Kelly's follies

According to Checks and Balances, MCCL (Minnesota Citizens Concerned for Life) is starting to campaign on behalf of Randy Kelly, sending pro-life literature to people living in St. Paul. Yep, I'm sure that's going to put him over the top.

Katherine Kersten's Korner

Today's Katherine Kersten kolumn is hardly worth commenting on. It's feel-good glurge again. Some Christian college students have opened up a coffee shop. That's smashing. Good for them, I guess.

Wednesday, November 02, 2005

Flippity floppity bippity boppity

Can Norm ever make up his mind?

Would he agree that oxygen is necessary for living things, or would that be going too far out on a limb?

Tuesday, November 01, 2005

Pure evil

If you have an opportunity to drastically reduce cancer deaths using a vaccine but deny it to teen girls because you think it will encourage them to act immorally, then I think that's about as evil as you can get.

Why not cut out the middleman? If you want to punish people you think are immoral, let's not wait for cancer to kill people, let's bring back stoning!

Another poll shows doom for Kelly

Another poll is showing Kelly losing the mayor's race big time. Larry Jacobs, director of the university's Center for the Study of Politics and Governance, doesn't understand it, but it's pretty simple to me. Kelly is an uncharismatic politician who turned his back on his party to endorse a hack that hasn't done anything for the city of St. Paul and never will. Why should people vote for somebody like that?

Katherine Kersten's Korner
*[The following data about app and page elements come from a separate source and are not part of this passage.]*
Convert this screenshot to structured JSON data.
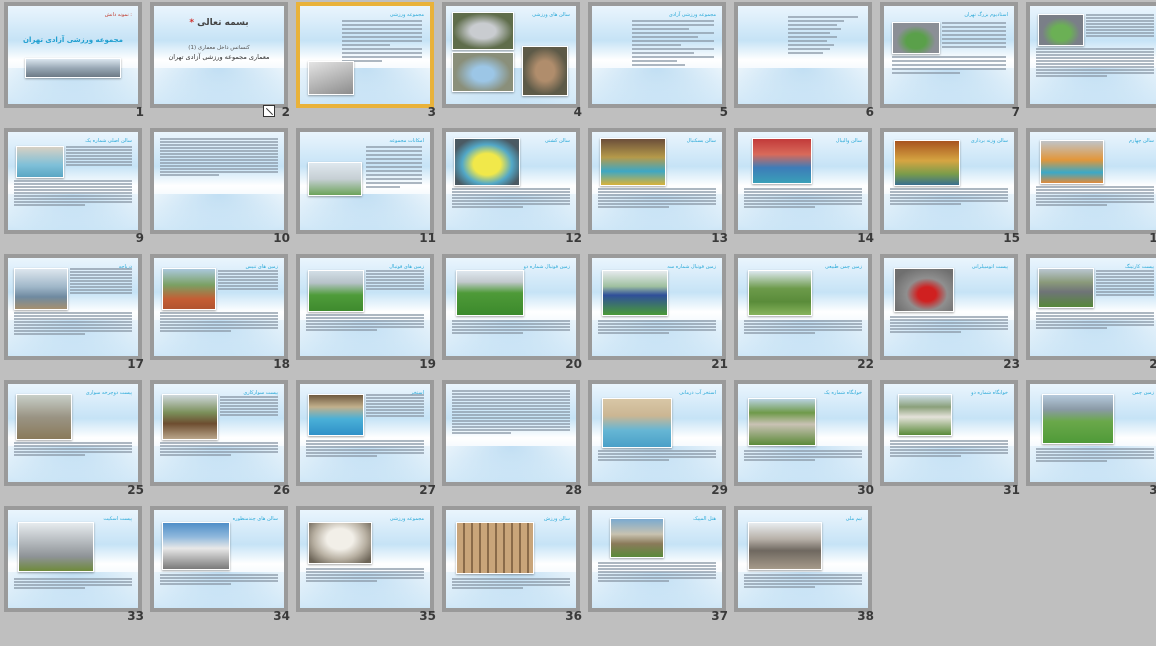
{
  "slides": [
    {
      "number": "1",
      "title": "مجموعه ورزشی آزادی تهران",
      "corner": "نمونه دانش :"
    },
    {
      "number": "2",
      "title": "بسمه تعالی",
      "subtitle": "کنسانس داخل معماری (1)",
      "heading": "معماری مجموعه ورزشی آزادی تهران"
    },
    {
      "number": "3",
      "title": "مجموعه ورزشی"
    },
    {
      "number": "4",
      "title": "سالن های ورزشی"
    },
    {
      "number": "5",
      "title": "مجموعه ورزشی آزادی"
    },
    {
      "number": "6",
      "title": ""
    },
    {
      "number": "7",
      "title": "استادیوم بزرگ تهران"
    },
    {
      "number": "8",
      "title": ""
    },
    {
      "number": "9",
      "title": "سالن اصلی شماره یک"
    },
    {
      "number": "10",
      "title": ""
    },
    {
      "number": "11",
      "title": "امکانات مجموعه"
    },
    {
      "number": "12",
      "title": "سالن کشتی"
    },
    {
      "number": "13",
      "title": "سالن بسکتبال"
    },
    {
      "number": "14",
      "title": "سالن والیبال"
    },
    {
      "number": "15",
      "title": "سالن وزنه برداری"
    },
    {
      "number": "16",
      "title": "سالن چهارم"
    },
    {
      "number": "17",
      "title": "دریاچه"
    },
    {
      "number": "18",
      "title": "زمین های تنیس"
    },
    {
      "number": "19",
      "title": "زمین های فوتبال"
    },
    {
      "number": "20",
      "title": "زمین فوتبال شماره دو"
    },
    {
      "number": "21",
      "title": "زمین فوتبال شماره سه"
    },
    {
      "number": "22",
      "title": "زمین چمن طبیعی"
    },
    {
      "number": "23",
      "title": "پیست اتومبیلرانی"
    },
    {
      "number": "24",
      "title": "پیست کارتینگ"
    },
    {
      "number": "25",
      "title": "پیست دوچرخه سواری"
    },
    {
      "number": "26",
      "title": "پیست سوارکاری"
    },
    {
      "number": "27",
      "title": "استخر"
    },
    {
      "number": "28",
      "title": ""
    },
    {
      "number": "29",
      "title": "استخر آب درمانی"
    },
    {
      "number": "30",
      "title": "خوابگاه شماره یک"
    },
    {
      "number": "31",
      "title": "خوابگاه شماره دو"
    },
    {
      "number": "32",
      "title": "زمین چمن"
    },
    {
      "number": "33",
      "title": "پیست اسکیت"
    },
    {
      "number": "34",
      "title": "سالن های چندمنظوره"
    },
    {
      "number": "35",
      "title": "مجموعه ورزشی"
    },
    {
      "number": "36",
      "title": "سالن ورزش"
    },
    {
      "number": "37",
      "title": "هتل المپیک"
    },
    {
      "number": "38",
      "title": "تیم ملی"
    }
  ],
  "icons": {
    "notes": "hidden-slide-icon"
  },
  "colors": {
    "selected_border": "#e9b23a",
    "slide_border": "#9a9a9a",
    "background": "#bfbfbf",
    "title_color": "#2aa9d8"
  }
}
It's time for yet another Katherine Kersten's Korner. Today, it's on a topic of little importance but lots of media hot air: the NBA dress code. Wow. So the NBA is going to require it's players to wear business attire. Some people decry this as an attack against basketball culture, and, by extension, an attack against black culture. Others, like Kersten, thinks this is a smashing idea and may very well turn around the decline of Western Civilization. Me, I don't give a damn. Requiring employees to adhere to a dress code is nothing new; even McDonald's has one. If NBA players think that wearing a suit is too large a sacrifice to make in order to be paid millions of dollars a year, they can find a new job.
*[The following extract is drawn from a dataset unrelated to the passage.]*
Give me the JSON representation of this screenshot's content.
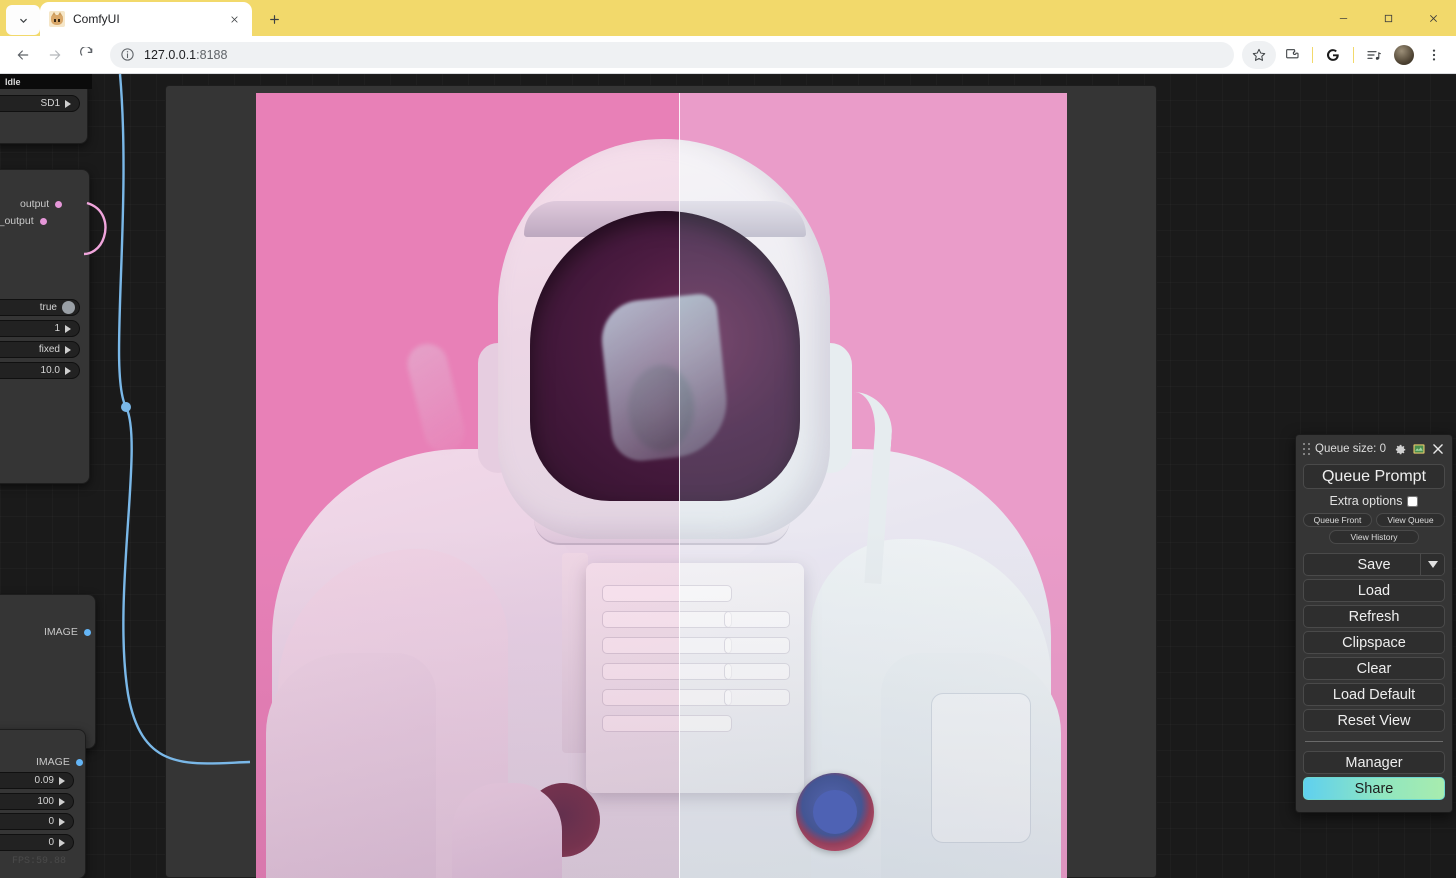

I frankly don't understand why anybody would comment on something so mundane, Kersten included, but I suppose it is just a way for her to write the same old, finger-wagging, "tsk tsk"-ing column that conservatives love so much. There is nothing new in her writing; the same thing could have been printed two generations ago decrying the hips of Elvis. It's the same old hand-wringing every time the latest fad comes around, and frankly, it's worn out. Yes, we get it! What the kids are doing today is so awful, this isn't "culture," this isn't "music," blah blah blah.
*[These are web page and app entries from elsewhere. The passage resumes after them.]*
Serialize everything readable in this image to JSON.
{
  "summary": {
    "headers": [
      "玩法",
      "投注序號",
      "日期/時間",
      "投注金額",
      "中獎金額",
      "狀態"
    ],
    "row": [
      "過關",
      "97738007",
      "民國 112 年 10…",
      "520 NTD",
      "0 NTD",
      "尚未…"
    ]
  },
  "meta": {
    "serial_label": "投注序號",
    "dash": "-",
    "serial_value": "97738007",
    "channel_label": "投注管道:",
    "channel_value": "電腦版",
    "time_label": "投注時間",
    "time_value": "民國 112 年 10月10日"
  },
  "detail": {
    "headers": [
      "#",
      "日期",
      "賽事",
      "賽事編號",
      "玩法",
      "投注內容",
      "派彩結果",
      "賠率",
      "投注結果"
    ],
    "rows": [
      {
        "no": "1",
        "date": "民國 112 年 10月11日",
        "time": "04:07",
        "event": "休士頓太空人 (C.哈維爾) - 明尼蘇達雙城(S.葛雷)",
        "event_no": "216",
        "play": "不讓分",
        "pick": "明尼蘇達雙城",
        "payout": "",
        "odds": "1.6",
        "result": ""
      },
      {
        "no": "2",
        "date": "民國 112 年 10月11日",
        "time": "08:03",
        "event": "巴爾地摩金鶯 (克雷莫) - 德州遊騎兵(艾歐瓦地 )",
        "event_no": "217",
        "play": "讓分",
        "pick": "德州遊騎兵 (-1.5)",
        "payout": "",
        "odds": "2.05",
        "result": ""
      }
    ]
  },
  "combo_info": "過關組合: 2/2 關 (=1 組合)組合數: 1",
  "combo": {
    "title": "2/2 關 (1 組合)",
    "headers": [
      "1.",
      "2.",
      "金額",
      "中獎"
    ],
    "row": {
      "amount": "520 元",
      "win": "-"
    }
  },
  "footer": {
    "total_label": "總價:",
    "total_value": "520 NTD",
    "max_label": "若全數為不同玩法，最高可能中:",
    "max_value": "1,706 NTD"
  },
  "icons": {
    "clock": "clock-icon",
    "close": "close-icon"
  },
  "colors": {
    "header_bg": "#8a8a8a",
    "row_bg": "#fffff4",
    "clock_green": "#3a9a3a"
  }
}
It's also a way to fight the ultimate enemy in many conservatives' eyes: the individual. She doesn't even hide it: the coach she approvingly quotes says, "To combat this tendency, he bars his players from wearing anything distinctive -- flashy bow ties or vests -- that calls attention to them as individuals." Yes, it would be awful for people to be individuals. There are no individuals, just the collective. Do you work for the collective, be it your place of employment, church, or whatnot, and don't be unique.

In the end, that's the world that conservatives like Kersten want. A world where they aren't challenged at all, where there aren't any individuals rocking the board. They can't wrap their minds around why people would find rap music or NBA players to be entertaining and popular. Neither can I in many respects, but where I just don't care about these things, Kersten and others want to eliminate it so they don't have to think about it at all. They want to cling to a mythical time when everybody did as they were told, an idea that according to Ned Flanders, "only exists in the minds of us Republicans." I sure hope Kersten doesn't lose too much sleep over the thought of people wearing "baseball caps, chains and oversized jerseys."